**Brief**
Reproduce the listing that follows, line for line.
******************************
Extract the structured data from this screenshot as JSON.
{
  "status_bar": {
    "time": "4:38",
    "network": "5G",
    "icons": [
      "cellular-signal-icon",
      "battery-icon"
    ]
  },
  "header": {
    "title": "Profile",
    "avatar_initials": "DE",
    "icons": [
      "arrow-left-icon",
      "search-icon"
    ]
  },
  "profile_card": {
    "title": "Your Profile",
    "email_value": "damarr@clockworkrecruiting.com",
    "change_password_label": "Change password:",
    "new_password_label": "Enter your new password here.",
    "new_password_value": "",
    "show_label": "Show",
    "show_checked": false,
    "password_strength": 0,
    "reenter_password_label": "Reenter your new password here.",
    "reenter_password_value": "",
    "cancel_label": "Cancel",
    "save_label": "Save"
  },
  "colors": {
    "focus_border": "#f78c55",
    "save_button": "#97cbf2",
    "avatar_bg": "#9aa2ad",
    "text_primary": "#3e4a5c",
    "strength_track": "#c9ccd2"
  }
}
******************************
**Result of the task**
Extract the structured data from this screenshot as JSON.
{
  "status_bar": {
    "time": "4:38",
    "network": "5G",
    "icons": [
      "cellular-signal-icon",
      "battery-icon"
    ]
  },
  "header": {
    "title": "Profile",
    "avatar_initials": "DE",
    "icons": [
      "arrow-left-icon",
      "search-icon"
    ]
  },
  "profile_card": {
    "title": "Your Profile",
    "email_value": "damarr@clockworkrecruiting.com",
    "change_password_label": "Change password:",
    "new_password_label": "Enter your new password here.",
    "new_password_value": "",
    "show_label": "Show",
    "show_checked": false,
    "password_strength": 0,
    "reenter_password_label": "Reenter your new password here.",
    "reenter_password_value": "",
    "cancel_label": "Cancel",
    "save_label": "Save"
  },
  "colors": {
    "focus_border": "#f78c55",
    "save_button": "#97cbf2",
    "avatar_bg": "#9aa2ad",
    "text_primary": "#3e4a5c",
    "strength_track": "#c9ccd2"
  }
}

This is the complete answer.